» Work order:
All of the entries should be written out again exactly.

[Data records]
- - - - - - -
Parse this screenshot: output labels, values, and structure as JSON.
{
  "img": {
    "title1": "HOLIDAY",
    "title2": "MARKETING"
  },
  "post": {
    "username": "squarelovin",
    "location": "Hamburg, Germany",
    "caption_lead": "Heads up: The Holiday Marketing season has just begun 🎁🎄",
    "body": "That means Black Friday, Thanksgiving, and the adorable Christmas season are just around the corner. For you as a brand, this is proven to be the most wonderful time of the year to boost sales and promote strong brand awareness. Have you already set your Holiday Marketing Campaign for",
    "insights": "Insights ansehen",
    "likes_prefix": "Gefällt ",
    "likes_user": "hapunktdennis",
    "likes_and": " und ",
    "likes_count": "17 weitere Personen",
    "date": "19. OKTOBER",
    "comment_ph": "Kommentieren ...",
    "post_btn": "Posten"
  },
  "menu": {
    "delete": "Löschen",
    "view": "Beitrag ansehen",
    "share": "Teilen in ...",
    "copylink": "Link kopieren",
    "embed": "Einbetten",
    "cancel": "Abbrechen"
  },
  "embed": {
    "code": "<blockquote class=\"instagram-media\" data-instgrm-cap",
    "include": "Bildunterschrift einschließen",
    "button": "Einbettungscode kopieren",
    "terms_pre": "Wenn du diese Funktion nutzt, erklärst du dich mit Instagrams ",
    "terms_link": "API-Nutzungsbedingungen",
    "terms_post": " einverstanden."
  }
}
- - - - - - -
» Result of the task:
Parse this screenshot: output labels, values, and structure as JSON.
{
  "img": {
    "title1": "HOLIDAY",
    "title2": "MARKETING"
  },
  "post": {
    "username": "squarelovin",
    "location": "Hamburg, Germany",
    "caption_lead": "Heads up: The Holiday Marketing season has just begun 🎁🎄",
    "body": "That means Black Friday, Thanksgiving, and the adorable Christmas season are just around the corner. For you as a brand, this is proven to be the most wonderful time of the year to boost sales and promote strong brand awareness. Have you already set your Holiday Marketing Campaign for",
    "insights": "Insights ansehen",
    "likes_prefix": "Gefällt ",
    "likes_user": "hapunktdennis",
    "likes_and": " und ",
    "likes_count": "17 weitere Personen",
    "date": "19. OKTOBER",
    "comment_ph": "Kommentieren ...",
    "post_btn": "Posten"
  },
  "menu": {
    "delete": "Löschen",
    "view": "Beitrag ansehen",
    "share": "Teilen in ...",
    "copylink": "Link kopieren",
    "embed": "Einbetten",
    "cancel": "Abbrechen"
  },
  "embed": {
    "code": "<blockquote class=\"instagram-media\" data-instgrm-cap",
    "include": "Bildunterschrift einschließen",
    "button": "Einbettungscode kopieren",
    "terms_pre": "Wenn du diese Funktion nutzt, erklärst du dich mit Instagrams ",
    "terms_link": "API-Nutzungsbedingungen",
    "terms_post": " einverstanden."
  }
}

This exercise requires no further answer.